_What you need to do:_ I need each line of the entries below that includes the string "search".

[Saved entries]
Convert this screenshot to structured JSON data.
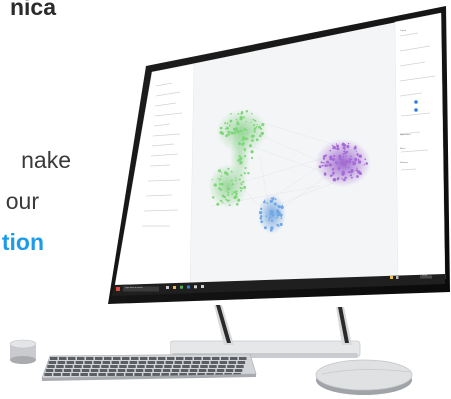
{
  "hero": {
    "line1": "nica",
    "line2": "nake",
    "line3": "our",
    "line4": "tion"
  },
  "app": {
    "panel_labels": [
      "Layout",
      "Appearance",
      "Filters",
      "Statistics"
    ],
    "taskbar_search": "Type here to search",
    "clock": "12:00"
  },
  "colors": {
    "accent_blue": "#1e9be8",
    "cluster_green": "#7ed67a",
    "cluster_purple": "#a66bd6",
    "cluster_blue": "#6fa8e6",
    "taskbar": "#1f1f1f"
  },
  "icons": [
    "windows-start-icon",
    "search-icon",
    "taskbar-app-icon",
    "chrome-icon",
    "folder-icon"
  ]
}
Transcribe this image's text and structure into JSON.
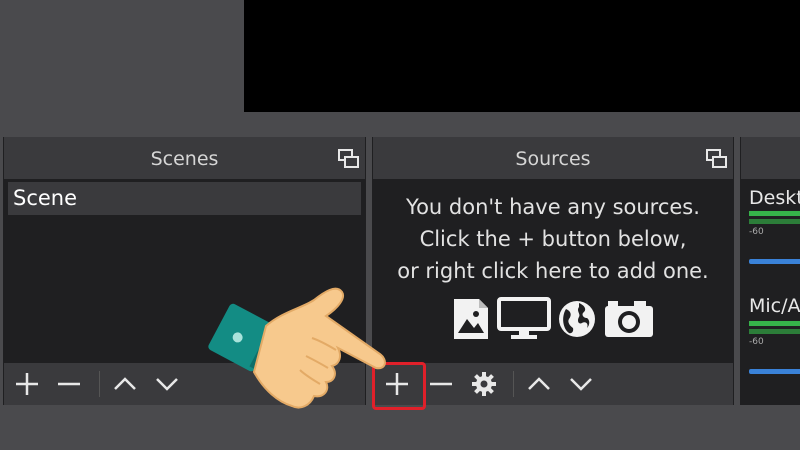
{
  "scenes": {
    "title": "Scenes",
    "items": [
      "Scene"
    ]
  },
  "sources": {
    "title": "Sources",
    "empty_lines": [
      "You don't have any sources.",
      "Click the + button below,",
      "or right click here to add one."
    ]
  },
  "mixer": {
    "channels": [
      {
        "label": "Deskt",
        "tick": "-60"
      },
      {
        "label": "Mic/A",
        "tick": "-60"
      }
    ]
  },
  "icons": {
    "float": "float-dock-icon",
    "add": "plus-icon",
    "remove": "minus-icon",
    "up": "chevron-up-icon",
    "down": "chevron-down-icon",
    "settings": "gear-icon",
    "source_types": [
      "image-icon",
      "monitor-icon",
      "globe-icon",
      "camera-icon"
    ],
    "pointer": "pointing-hand-icon"
  },
  "colors": {
    "highlight": "#e0202a",
    "meter_green": "#36b24a",
    "volume_blue": "#3a82d8"
  }
}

_Response area:_
    "taskbar_search": "Type here to search",
    "search-icon",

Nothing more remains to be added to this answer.